• What to do: Filter the data for "Tabela" and copy matching lines.
= = =
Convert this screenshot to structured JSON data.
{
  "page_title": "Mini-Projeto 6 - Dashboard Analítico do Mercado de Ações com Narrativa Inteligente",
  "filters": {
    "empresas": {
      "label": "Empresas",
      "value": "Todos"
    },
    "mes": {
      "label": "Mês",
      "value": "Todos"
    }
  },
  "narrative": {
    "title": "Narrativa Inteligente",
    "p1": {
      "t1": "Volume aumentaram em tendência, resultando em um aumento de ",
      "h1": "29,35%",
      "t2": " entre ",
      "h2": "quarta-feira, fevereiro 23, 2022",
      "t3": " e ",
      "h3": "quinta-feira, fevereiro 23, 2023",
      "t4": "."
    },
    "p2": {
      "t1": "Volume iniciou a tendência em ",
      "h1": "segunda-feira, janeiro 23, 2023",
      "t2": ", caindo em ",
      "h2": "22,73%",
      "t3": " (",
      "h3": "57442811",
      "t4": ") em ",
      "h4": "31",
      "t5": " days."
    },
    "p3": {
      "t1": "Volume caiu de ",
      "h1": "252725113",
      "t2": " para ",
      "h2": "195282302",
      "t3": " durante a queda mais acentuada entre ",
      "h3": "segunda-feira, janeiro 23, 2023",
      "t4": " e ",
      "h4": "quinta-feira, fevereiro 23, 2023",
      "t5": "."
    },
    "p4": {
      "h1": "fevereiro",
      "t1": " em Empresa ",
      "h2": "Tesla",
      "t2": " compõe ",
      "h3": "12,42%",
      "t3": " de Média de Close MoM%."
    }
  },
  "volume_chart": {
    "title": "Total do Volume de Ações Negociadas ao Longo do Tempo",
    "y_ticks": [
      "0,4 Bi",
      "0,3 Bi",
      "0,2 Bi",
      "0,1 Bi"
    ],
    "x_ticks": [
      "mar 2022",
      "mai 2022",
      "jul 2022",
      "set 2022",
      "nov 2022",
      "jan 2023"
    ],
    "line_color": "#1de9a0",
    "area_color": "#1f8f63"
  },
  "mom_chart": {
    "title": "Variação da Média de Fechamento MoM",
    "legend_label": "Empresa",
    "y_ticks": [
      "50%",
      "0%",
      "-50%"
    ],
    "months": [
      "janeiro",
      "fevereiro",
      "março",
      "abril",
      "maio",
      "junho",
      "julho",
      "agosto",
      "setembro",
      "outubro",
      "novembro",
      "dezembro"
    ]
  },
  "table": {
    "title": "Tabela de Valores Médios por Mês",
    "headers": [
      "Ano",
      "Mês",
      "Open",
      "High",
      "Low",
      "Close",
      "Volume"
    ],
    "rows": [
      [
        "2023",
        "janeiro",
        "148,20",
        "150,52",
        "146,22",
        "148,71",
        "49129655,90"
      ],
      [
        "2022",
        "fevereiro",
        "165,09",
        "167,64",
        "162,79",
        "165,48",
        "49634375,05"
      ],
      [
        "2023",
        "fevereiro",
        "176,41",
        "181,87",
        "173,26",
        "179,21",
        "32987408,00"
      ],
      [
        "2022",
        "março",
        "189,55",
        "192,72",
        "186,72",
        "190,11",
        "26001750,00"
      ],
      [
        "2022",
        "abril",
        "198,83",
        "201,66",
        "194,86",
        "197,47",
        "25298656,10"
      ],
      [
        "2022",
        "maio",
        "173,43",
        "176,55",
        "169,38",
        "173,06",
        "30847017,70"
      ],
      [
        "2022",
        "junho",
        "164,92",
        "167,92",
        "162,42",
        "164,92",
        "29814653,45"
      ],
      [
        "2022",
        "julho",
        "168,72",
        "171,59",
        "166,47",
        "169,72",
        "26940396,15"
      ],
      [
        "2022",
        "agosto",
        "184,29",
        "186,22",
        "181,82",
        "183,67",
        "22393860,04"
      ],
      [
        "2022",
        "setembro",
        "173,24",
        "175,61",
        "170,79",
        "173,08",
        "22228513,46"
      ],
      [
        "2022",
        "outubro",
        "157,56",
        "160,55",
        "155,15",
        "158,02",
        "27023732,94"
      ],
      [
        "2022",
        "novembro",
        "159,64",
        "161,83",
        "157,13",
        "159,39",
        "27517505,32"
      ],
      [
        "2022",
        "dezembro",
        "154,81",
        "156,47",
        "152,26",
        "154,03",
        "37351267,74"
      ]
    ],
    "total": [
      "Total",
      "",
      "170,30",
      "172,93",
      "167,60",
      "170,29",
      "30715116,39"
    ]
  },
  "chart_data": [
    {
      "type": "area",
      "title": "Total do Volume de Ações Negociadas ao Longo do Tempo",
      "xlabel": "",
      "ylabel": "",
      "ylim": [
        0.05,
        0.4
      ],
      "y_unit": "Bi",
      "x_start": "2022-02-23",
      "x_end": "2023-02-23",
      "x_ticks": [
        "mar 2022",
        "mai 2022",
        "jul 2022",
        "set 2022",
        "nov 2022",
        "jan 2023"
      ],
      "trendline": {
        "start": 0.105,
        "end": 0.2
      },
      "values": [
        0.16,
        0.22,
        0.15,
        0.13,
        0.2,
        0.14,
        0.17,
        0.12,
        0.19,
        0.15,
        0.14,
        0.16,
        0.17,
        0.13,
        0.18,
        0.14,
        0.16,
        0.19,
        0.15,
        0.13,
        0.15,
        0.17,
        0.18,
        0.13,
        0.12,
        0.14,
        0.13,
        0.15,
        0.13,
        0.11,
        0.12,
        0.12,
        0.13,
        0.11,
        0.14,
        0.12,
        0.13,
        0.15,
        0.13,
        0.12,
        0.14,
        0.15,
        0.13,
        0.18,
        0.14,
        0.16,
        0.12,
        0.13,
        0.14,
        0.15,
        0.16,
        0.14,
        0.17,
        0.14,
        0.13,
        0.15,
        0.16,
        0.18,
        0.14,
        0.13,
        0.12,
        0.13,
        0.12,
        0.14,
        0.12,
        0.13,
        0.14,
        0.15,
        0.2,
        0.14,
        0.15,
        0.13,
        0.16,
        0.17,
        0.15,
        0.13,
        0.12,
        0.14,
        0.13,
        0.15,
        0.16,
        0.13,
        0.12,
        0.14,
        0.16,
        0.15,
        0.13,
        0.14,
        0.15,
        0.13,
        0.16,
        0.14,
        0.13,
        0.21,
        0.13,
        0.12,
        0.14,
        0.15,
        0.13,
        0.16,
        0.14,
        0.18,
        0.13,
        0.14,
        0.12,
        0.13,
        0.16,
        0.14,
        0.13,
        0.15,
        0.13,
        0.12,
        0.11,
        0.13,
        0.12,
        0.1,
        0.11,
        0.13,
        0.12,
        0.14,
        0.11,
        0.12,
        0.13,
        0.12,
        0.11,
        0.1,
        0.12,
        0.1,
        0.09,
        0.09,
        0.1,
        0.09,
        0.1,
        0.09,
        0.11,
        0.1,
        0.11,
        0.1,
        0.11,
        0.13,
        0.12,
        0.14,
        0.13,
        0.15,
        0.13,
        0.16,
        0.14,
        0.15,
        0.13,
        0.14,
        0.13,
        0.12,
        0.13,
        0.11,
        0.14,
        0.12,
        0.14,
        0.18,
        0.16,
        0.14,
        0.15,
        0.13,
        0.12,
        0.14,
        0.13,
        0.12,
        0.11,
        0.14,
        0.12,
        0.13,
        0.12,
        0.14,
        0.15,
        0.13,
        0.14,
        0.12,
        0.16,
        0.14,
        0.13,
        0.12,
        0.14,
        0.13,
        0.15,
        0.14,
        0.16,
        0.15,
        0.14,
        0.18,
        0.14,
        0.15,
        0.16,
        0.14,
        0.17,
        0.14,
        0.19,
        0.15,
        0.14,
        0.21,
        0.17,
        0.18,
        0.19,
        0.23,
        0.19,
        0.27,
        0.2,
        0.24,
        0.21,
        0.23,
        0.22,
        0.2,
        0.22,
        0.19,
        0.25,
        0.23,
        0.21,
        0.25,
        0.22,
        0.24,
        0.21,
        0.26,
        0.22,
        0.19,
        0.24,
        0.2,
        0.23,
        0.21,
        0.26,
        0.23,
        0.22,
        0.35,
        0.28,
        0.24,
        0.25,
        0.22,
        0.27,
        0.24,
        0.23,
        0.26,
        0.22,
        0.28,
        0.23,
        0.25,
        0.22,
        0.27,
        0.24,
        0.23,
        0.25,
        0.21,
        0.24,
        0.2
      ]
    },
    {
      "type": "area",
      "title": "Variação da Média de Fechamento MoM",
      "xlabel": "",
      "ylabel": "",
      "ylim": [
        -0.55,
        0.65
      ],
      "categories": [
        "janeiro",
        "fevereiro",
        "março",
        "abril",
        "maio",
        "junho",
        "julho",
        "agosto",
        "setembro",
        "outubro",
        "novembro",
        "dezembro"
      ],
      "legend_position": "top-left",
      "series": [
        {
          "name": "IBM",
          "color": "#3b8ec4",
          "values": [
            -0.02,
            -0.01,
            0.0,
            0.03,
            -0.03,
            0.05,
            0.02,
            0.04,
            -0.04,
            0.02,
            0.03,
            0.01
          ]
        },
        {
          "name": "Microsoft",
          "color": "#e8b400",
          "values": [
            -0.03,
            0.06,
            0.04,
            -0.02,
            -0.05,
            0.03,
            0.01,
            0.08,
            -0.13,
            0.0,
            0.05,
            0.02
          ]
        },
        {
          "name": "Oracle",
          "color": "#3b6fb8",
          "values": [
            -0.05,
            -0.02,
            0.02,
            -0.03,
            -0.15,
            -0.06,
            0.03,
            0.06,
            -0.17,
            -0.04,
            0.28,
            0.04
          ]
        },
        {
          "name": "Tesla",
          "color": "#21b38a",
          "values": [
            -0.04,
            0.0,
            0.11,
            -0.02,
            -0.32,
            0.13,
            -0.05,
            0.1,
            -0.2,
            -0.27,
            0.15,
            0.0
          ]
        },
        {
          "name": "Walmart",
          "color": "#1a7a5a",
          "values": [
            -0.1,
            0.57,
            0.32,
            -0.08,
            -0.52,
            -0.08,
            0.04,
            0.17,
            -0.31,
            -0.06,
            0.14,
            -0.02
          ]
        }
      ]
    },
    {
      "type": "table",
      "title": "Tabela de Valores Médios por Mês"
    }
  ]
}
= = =
• Exercise answer:
    "title": "Tabela de Valores Médios por Mês",
      "title": "Tabela de Valores Médios por Mês"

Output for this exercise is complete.